- [TO DO]:
Pull every line containing "value" out of the listing below.

*** DATA UNDER STUDY Section Begins ***

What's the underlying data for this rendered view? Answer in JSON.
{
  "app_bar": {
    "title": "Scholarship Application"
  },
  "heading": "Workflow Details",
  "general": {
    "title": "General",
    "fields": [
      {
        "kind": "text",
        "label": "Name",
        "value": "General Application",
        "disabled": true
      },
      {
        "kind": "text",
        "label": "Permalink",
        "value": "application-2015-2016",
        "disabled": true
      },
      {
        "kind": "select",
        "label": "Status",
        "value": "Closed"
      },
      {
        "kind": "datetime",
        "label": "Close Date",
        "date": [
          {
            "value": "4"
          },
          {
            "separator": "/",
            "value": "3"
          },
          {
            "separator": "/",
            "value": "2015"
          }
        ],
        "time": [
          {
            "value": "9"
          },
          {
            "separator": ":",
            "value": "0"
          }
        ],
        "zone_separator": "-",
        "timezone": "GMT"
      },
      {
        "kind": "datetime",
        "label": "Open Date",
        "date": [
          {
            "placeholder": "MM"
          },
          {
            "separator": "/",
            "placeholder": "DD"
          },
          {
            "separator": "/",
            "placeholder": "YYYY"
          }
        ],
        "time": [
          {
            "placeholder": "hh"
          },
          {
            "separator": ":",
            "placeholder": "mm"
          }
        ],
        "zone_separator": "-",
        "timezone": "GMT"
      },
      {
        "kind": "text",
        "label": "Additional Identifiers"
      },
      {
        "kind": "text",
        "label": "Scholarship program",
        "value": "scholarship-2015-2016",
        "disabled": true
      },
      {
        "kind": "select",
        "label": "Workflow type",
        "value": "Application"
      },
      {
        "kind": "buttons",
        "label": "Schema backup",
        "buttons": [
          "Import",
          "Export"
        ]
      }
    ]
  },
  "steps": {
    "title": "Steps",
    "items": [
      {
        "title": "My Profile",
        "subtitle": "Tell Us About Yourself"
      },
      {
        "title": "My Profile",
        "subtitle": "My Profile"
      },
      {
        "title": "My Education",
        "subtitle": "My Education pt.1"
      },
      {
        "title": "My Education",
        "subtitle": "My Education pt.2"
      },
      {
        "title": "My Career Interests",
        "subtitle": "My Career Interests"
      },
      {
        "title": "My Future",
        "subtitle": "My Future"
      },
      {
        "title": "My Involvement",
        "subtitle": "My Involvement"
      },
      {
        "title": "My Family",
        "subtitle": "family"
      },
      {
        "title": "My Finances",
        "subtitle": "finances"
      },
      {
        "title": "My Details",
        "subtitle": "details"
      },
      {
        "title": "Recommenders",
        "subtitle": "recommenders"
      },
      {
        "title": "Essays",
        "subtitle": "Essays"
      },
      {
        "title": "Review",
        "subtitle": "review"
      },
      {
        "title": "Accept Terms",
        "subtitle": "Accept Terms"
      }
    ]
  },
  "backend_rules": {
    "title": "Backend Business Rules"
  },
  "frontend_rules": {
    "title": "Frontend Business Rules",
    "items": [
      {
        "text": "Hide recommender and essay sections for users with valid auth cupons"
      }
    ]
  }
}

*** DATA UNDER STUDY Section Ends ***

- [EXERCISE RESULT]:
        "value": "General Application",
        "value": "application-2015-2016",
        "value": "Closed"
            "value": "4"
            "value": "3"
            "value": "2015"
            "value": "9"
            "value": "0"
        "value": "scholarship-2015-2016",
        "value": "Application"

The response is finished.